But it’s real, Stiepleman says. And seeing it as a possibility is a good dating barometer.
“If you go on a date [to the movie] with somebody and they’re like ‘I don’t believe in that guy,’ never go on another date with that guy,” he laughs. “Men who think of themselves as great husbands and fathers, you hold up Marty Ginsburg and they go, ‘Oh.’ And some of them feel inspired and some of them, I think, get kind of angry about it. In a way he’s the more radical character of the two.”
Refusal to believe that a confident man could do housework and support his wife extends beyond insecure audience members, says Stiepleman. “I can’t tell you how many times in development people would come with a check and say, ‘We’re ready to make this movie, except we don’t believe in this Martin Ginsburg character,’” he says. “We would get notes like ‘Marty should threaten to divorce her.’”

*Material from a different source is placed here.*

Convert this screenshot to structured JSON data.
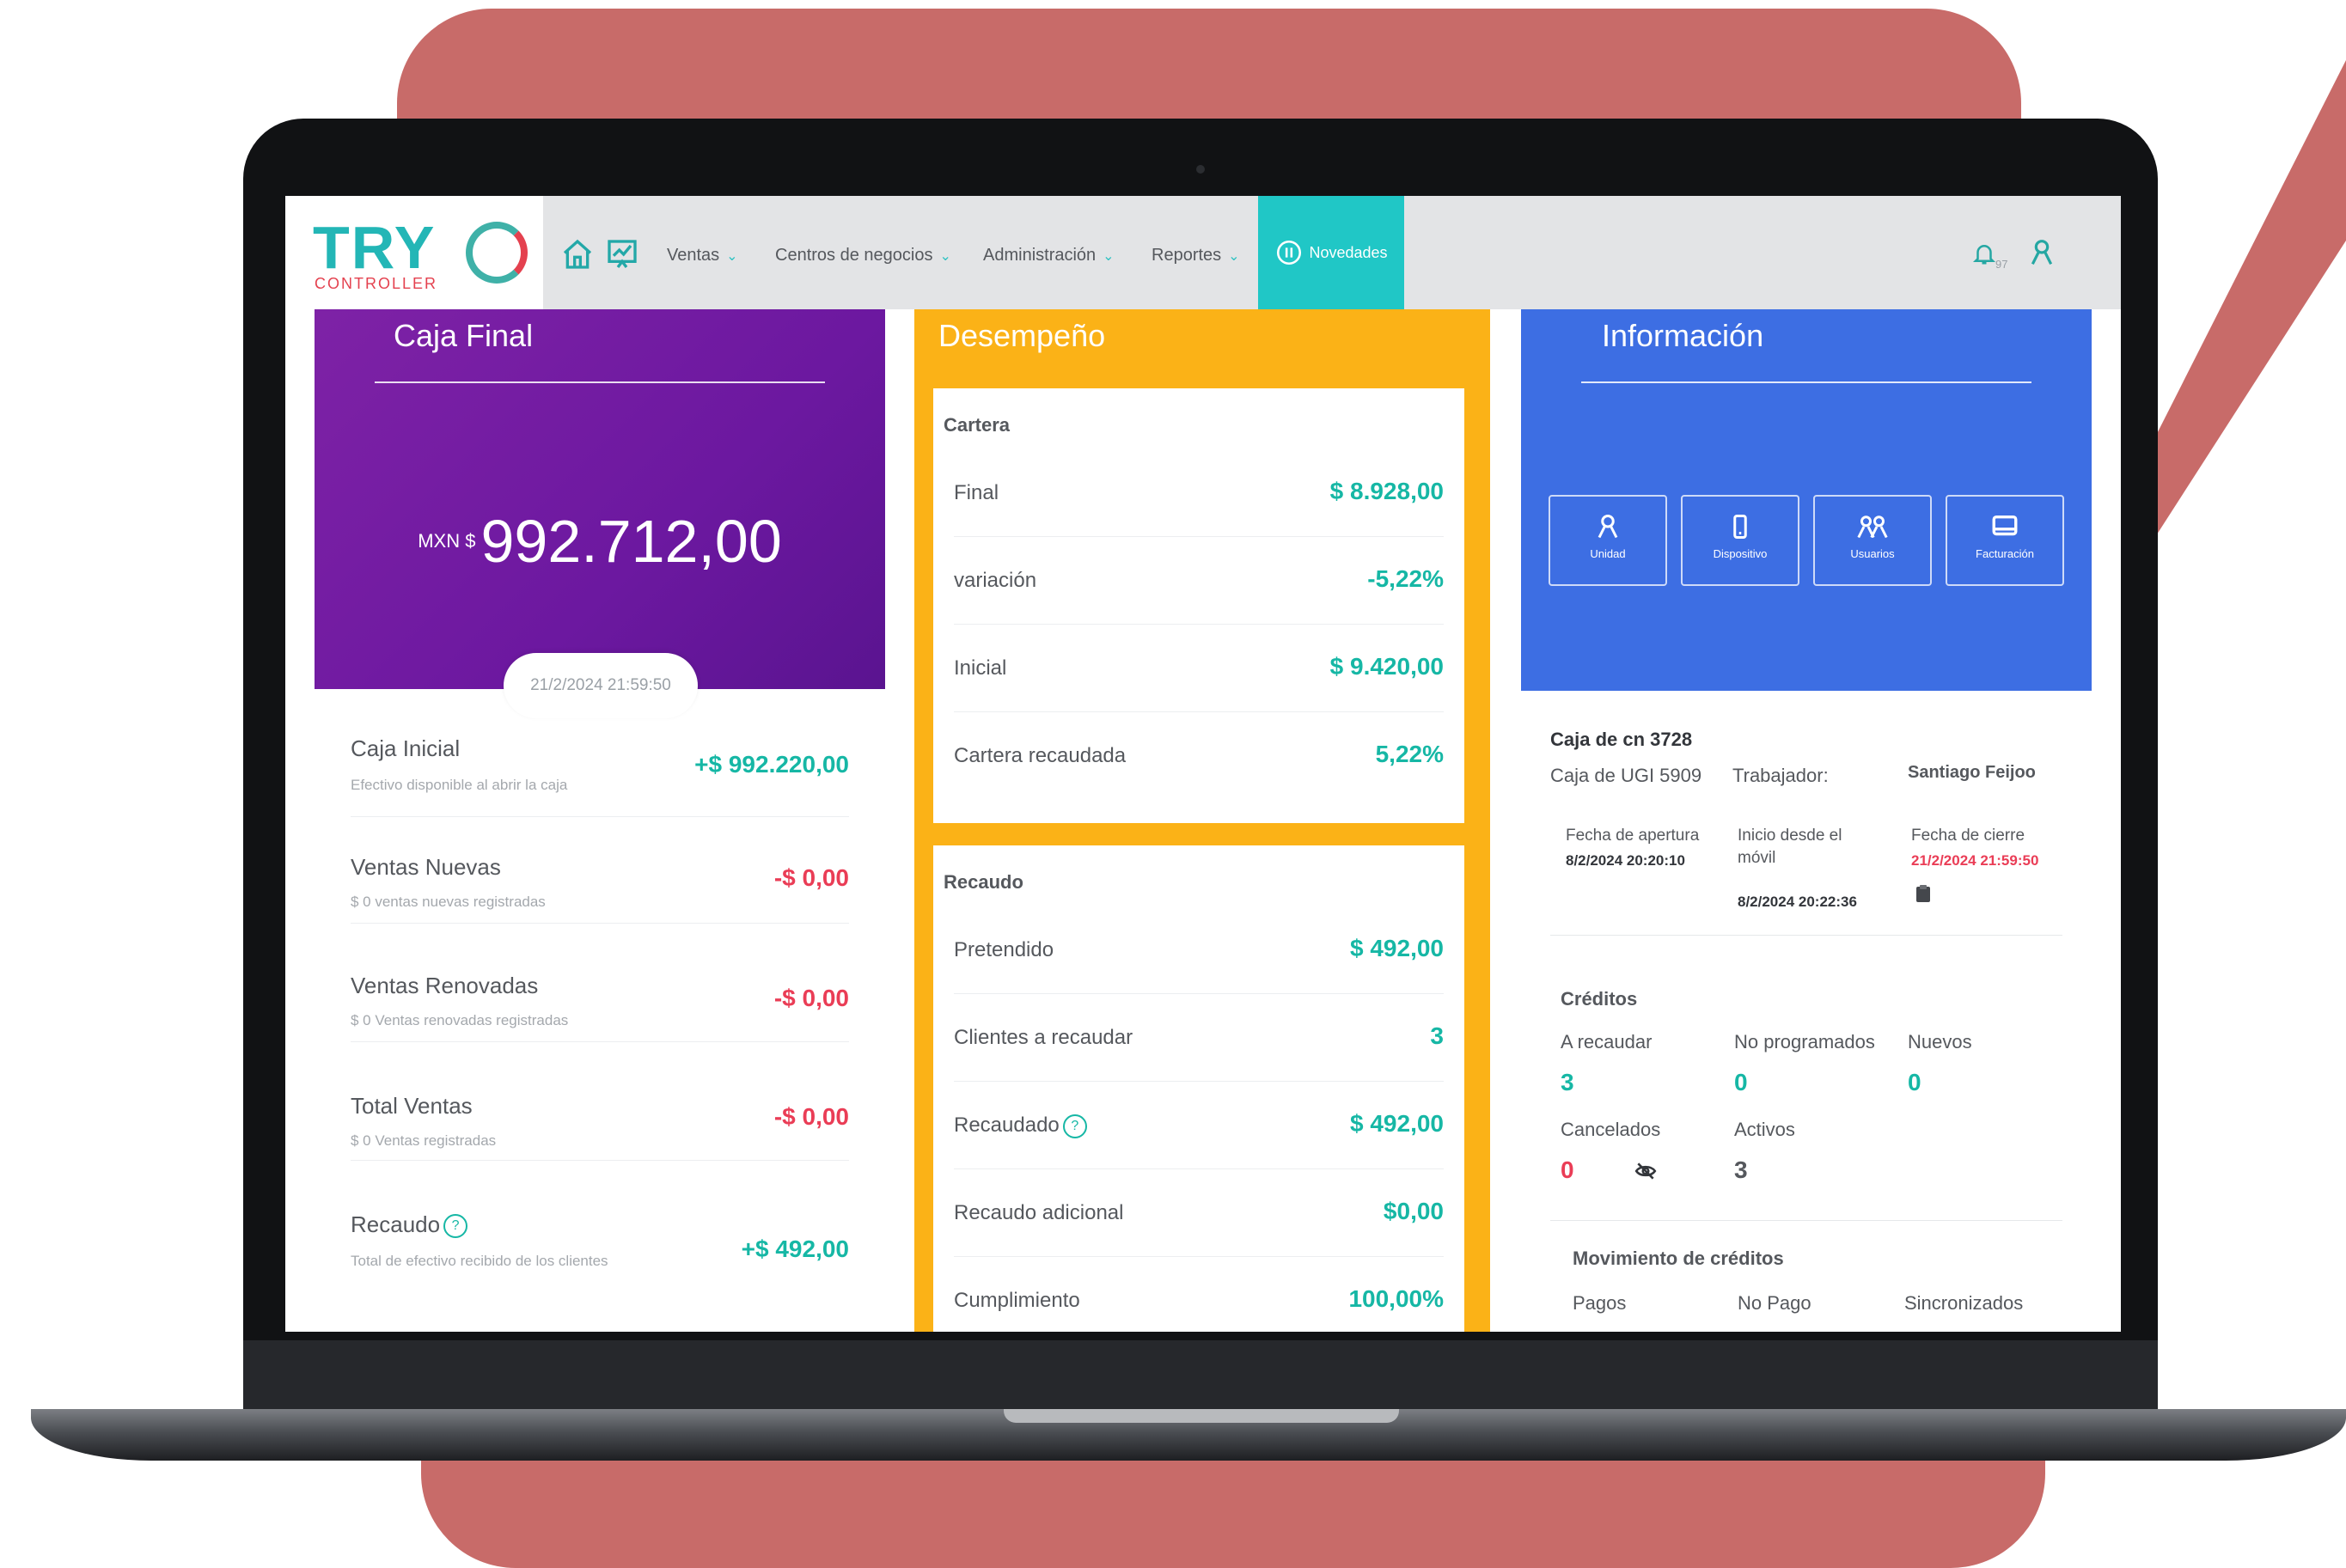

In the end, Stiepleman and producer Robert Cort did decide to slightly re-write the Marty character. “What we did was lean in,” Stiepleman says. “We made him more confident, more sexy, we made it absolutely clear that this has never been a burden to him, he is not under Ruth’s thumb, he is doing exactly what he wants to be doing to support his family.” Stiepleman shared old family footage with the cast of “On The Basis Of Sex” to help them see “the way Ruth and Marty looked at each other.” The love on screen isn’t a Hollywood fantasy — it’s just Ruth Bader Ginsburg’s past.
For Stiepleman and Hawley, just like Bader Ginsburg and Ginsburg, an egalitarian approach to marriage has led both partners’ careers to flourish. “The weekend that I went to L.A. to talk to my producer for the first time was the same weekend she presented her first medical conference,” Stiepleman says. “My movie’s coming out Christmas Day, my wife just got announced that she’s going to be the chief fellow of her project and got a million dollars for her research. We’re always just building our careers right next to each other.”
Striving for true equality as partners, Stiepleman says, isn’t so hard. What’s hard, he says, as a man, “is to do that and feel masculine and confident in this culture, because you’re taught you’re not supposed to do this.” But treating his aunt and uncle as role models, and particularly striving to emulate Ginsburg, has paid off. “I know that I’m a better husband and a better man and a better father and a better writer because I did that,” he said.
Bader Ginsburg was sitting next to Stiepleman’s mother when she saw the movie for the first time, Stiepleman said.
From the moment Marty appeared on screen, the two women held hands for the rest of the film.